Everyone is scoring the St. Louis Rams for entering the field of battle with their hands up
, as a way of protesting the Grand Jury's decision (which was really prosecutor McCulloch's decision) not to indict. A lot of white people are calling this act "tasteless." Booman
has this one right:
You know what ELSE is "tasteless, offensive and inflammatory"? Subverting a grand jury process so a cop doesn't have to face charges. Conducting a secret trial designed to exonerate said cop. Announcing grand jury results well after sundown and calling a state of emergency a week before the decision. Smearing the kid's parents. Burning down the kid's father's church. These are all things that, in my opinion anyway, are a lot more "tasteless, offensive and inflammatory" than a few football players expressing their opinion.
What bugs me is this: Most white people presume that Brown charged the officer. Most white people presume that Brown did not have his hands up. They make this presumption even though everyone knows that witness testimony on this score was contradictory. That's why we have trials: To allow jurors to weigh the credibility of witnesses.

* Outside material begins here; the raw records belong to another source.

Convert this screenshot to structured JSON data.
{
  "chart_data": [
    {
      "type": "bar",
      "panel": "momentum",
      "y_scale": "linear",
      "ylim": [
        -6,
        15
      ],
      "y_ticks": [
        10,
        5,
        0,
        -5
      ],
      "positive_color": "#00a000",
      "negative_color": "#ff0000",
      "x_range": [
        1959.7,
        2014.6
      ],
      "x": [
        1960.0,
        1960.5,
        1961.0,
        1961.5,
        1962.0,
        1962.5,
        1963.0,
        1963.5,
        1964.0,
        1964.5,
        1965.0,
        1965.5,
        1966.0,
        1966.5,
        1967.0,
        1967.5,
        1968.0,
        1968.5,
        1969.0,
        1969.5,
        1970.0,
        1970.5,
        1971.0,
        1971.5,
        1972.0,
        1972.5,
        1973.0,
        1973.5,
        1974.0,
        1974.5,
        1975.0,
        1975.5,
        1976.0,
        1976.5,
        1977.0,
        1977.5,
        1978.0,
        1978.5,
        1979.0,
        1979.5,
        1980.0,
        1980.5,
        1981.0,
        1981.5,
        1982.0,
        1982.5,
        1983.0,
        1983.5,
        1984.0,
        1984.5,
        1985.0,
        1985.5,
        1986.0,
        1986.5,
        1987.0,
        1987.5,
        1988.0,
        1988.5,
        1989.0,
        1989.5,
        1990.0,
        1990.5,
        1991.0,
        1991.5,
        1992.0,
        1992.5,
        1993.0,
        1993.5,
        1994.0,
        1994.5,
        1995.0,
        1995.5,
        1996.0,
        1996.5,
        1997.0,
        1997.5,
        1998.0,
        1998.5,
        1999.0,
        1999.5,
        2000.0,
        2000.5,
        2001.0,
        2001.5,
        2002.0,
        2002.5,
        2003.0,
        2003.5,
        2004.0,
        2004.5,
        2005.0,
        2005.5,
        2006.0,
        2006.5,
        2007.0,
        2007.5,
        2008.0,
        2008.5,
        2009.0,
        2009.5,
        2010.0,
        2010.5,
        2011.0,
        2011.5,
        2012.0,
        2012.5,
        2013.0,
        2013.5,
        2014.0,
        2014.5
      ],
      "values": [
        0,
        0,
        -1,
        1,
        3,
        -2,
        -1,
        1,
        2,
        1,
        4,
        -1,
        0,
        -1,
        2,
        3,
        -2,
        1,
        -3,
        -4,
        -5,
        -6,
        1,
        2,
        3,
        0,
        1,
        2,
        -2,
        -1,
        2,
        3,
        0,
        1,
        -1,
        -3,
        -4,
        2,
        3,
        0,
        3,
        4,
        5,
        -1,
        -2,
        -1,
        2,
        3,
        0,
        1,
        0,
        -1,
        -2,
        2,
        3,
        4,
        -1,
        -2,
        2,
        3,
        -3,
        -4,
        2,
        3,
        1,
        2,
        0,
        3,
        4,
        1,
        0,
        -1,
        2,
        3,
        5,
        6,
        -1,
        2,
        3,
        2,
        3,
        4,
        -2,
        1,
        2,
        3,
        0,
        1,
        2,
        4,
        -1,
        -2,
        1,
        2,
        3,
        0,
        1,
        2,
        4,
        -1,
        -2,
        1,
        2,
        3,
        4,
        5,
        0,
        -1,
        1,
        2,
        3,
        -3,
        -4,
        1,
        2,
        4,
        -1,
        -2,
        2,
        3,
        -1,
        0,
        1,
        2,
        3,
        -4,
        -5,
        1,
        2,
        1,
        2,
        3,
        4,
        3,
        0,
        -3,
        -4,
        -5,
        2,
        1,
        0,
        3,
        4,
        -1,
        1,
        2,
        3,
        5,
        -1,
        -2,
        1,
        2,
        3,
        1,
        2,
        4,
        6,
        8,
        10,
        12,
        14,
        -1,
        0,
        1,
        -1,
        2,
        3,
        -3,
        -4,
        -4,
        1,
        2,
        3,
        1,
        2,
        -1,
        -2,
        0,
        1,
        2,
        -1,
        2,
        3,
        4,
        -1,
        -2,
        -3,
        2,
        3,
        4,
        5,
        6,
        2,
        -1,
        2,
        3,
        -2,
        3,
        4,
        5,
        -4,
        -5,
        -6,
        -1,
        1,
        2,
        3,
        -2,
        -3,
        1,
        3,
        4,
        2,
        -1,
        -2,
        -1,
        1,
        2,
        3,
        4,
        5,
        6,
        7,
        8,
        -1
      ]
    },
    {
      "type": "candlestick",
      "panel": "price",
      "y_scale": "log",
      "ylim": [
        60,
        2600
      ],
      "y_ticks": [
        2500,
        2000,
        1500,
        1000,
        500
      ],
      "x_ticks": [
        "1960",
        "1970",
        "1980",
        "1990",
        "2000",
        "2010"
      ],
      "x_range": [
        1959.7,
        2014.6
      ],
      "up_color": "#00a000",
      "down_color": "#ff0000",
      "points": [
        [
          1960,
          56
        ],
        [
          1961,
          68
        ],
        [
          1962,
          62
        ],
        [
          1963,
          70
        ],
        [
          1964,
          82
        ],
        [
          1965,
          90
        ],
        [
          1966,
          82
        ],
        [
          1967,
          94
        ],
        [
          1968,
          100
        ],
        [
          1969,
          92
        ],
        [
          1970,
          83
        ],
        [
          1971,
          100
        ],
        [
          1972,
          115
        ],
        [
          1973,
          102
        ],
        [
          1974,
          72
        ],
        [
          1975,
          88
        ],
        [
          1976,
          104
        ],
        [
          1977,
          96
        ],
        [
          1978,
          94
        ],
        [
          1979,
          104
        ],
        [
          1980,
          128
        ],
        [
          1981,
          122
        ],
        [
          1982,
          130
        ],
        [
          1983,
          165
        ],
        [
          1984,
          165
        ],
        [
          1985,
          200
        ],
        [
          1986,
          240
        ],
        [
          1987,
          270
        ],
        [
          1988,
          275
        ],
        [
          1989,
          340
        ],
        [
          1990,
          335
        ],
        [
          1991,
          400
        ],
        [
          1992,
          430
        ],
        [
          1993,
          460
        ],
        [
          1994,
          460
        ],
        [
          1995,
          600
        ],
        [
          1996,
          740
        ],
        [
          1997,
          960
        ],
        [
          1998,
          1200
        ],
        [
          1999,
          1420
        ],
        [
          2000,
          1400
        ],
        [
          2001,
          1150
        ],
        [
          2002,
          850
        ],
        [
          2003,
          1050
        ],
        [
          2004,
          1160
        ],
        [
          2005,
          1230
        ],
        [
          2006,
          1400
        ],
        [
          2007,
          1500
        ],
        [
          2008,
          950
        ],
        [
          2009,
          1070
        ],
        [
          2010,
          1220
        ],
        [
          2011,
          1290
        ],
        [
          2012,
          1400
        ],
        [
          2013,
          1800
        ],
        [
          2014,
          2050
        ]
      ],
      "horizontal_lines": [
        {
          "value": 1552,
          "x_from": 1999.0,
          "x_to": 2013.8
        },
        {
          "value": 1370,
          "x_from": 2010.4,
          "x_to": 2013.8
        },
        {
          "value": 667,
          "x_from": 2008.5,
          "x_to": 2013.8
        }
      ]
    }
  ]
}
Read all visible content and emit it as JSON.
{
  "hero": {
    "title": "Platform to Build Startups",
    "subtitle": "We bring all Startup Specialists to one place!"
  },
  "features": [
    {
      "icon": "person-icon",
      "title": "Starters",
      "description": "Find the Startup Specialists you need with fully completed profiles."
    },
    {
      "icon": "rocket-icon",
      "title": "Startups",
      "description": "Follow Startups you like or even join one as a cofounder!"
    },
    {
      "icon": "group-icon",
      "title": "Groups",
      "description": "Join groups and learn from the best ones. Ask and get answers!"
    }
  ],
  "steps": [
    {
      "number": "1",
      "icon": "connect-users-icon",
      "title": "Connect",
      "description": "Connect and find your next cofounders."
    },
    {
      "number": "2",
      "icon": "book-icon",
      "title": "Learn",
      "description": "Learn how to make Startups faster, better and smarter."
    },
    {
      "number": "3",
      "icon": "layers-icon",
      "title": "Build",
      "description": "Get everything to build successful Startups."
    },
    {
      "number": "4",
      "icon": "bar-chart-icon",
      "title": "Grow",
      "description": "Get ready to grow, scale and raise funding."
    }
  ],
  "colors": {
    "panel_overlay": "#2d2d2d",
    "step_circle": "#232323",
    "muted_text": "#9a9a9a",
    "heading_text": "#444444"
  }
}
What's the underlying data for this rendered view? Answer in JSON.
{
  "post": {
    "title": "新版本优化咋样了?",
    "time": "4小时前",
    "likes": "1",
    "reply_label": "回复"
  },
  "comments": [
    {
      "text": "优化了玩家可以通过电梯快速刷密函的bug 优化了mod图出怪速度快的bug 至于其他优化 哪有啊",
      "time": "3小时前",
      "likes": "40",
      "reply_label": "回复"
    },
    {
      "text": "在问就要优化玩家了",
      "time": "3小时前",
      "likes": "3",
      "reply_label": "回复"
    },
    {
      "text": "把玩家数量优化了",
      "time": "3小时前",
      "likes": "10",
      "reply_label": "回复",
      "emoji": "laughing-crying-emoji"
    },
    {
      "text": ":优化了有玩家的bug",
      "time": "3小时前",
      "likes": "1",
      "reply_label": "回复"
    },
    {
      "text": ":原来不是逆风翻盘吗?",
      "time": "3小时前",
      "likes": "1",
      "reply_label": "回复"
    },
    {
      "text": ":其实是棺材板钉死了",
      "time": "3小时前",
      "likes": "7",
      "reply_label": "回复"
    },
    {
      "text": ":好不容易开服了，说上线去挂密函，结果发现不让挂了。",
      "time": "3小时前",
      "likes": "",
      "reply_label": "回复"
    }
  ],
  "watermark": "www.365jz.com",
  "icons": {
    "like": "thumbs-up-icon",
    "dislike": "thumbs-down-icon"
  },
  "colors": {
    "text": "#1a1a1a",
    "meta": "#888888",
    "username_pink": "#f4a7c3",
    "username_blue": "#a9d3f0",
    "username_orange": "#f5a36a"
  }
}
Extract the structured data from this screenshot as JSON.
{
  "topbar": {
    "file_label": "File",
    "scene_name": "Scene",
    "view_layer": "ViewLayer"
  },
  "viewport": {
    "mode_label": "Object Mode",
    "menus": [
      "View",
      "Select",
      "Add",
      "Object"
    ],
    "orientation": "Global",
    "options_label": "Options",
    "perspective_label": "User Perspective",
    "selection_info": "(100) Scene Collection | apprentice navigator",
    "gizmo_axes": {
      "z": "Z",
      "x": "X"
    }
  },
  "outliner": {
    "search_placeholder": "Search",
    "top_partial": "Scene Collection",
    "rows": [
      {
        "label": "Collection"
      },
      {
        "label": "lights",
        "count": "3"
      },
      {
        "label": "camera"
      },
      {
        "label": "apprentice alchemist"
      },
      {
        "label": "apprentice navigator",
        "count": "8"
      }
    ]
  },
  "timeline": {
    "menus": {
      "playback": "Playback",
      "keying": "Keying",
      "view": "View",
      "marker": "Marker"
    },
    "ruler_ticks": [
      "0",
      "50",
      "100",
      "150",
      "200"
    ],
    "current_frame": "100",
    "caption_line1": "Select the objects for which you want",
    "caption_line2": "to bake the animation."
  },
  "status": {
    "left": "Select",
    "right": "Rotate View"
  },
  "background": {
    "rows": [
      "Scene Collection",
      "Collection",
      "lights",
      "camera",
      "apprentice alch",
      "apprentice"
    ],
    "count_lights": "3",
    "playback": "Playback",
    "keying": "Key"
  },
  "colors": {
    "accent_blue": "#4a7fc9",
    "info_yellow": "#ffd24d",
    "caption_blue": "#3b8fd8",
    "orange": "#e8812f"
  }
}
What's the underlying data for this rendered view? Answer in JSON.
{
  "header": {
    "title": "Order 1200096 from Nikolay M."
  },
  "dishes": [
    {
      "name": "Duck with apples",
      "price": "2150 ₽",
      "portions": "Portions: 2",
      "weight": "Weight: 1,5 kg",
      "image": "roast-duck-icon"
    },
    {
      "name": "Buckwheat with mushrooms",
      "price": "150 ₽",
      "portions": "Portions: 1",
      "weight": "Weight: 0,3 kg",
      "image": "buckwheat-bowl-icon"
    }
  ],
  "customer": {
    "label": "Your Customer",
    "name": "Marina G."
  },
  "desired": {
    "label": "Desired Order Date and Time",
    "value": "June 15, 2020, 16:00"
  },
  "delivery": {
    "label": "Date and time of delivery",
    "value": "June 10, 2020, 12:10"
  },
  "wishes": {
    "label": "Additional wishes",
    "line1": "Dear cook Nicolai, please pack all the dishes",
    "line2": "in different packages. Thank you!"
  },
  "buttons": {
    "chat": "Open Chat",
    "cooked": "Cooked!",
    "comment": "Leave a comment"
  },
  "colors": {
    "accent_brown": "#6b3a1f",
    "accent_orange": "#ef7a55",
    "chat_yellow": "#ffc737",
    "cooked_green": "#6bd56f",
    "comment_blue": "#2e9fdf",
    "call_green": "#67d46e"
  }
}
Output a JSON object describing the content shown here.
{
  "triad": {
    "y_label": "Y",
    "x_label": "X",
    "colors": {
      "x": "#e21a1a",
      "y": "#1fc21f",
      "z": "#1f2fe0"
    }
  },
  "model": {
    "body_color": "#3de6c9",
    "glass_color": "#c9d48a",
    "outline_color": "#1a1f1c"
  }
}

Here's a fair question: How many witnesses say that Brown had his hands up? And how many say that he charged?
Turns out that there were three witnesses
(not including Wilson) who spoke of charging.
Four said that he did not
charge: “it wasn't fast enough to be a charge” “casually walking” “he picked up a little bit of speed” “taking two small steps.” Two said he had not fully risen. Six said that he was either turning around or had just completed the process of turning around.
And six said that Brown either had his hands up or had otherwise indicated surrender. In fact, even Wilson
said that Brown had his "hands up."
Yet many white people presume the question of charging is not even in contention. He charged
. Period. Wilson said it, white people believe it, and that settles it.
White "liberal" Donny Deutsch epitomized this problem when he said on Joe Scarborough's show
"It's not a black-white situation. It's a thug-police officer situation," said Deutsch, beginning to chuckle.
This next bit is telling:
Scarborough concluded with a piece of advice to his critics:
"And by the way, if I've offended anybody by saying what I've said, trust me, 95 percent of America think just like me," he said.
witnesses say something that buttresses the white cop's self-interested story, and if at least ten
witnesses contradict that story, the testimony of the three must outweigh that of the ten. If you say otherwise, you are being tasteless and offensive.
These days, it is now considered tasteless and offensive to insist that our justice system must allow for cross-examination.
Well, at the risk of seeming tasteless, I'll say this: There is
no justice when there is no opportunity for opposing lawyers to ask the witnesses tough questions. There's a reason why we have an adversarial
Perhaps the scariest thing about the Brown/Wilson outcome is that this case pioneered a new technique which allows prosecutors to do an injustice while maintaining the pretense
that justice has been done: The grand jury.
Yes, we have had grand juries for a long, long time. But I do not believe that they've been used before in the way they have been used here. This is new. This is dangerous. In the future, I fear that "justice" will be dispensed by grand juries who get to hear only one side.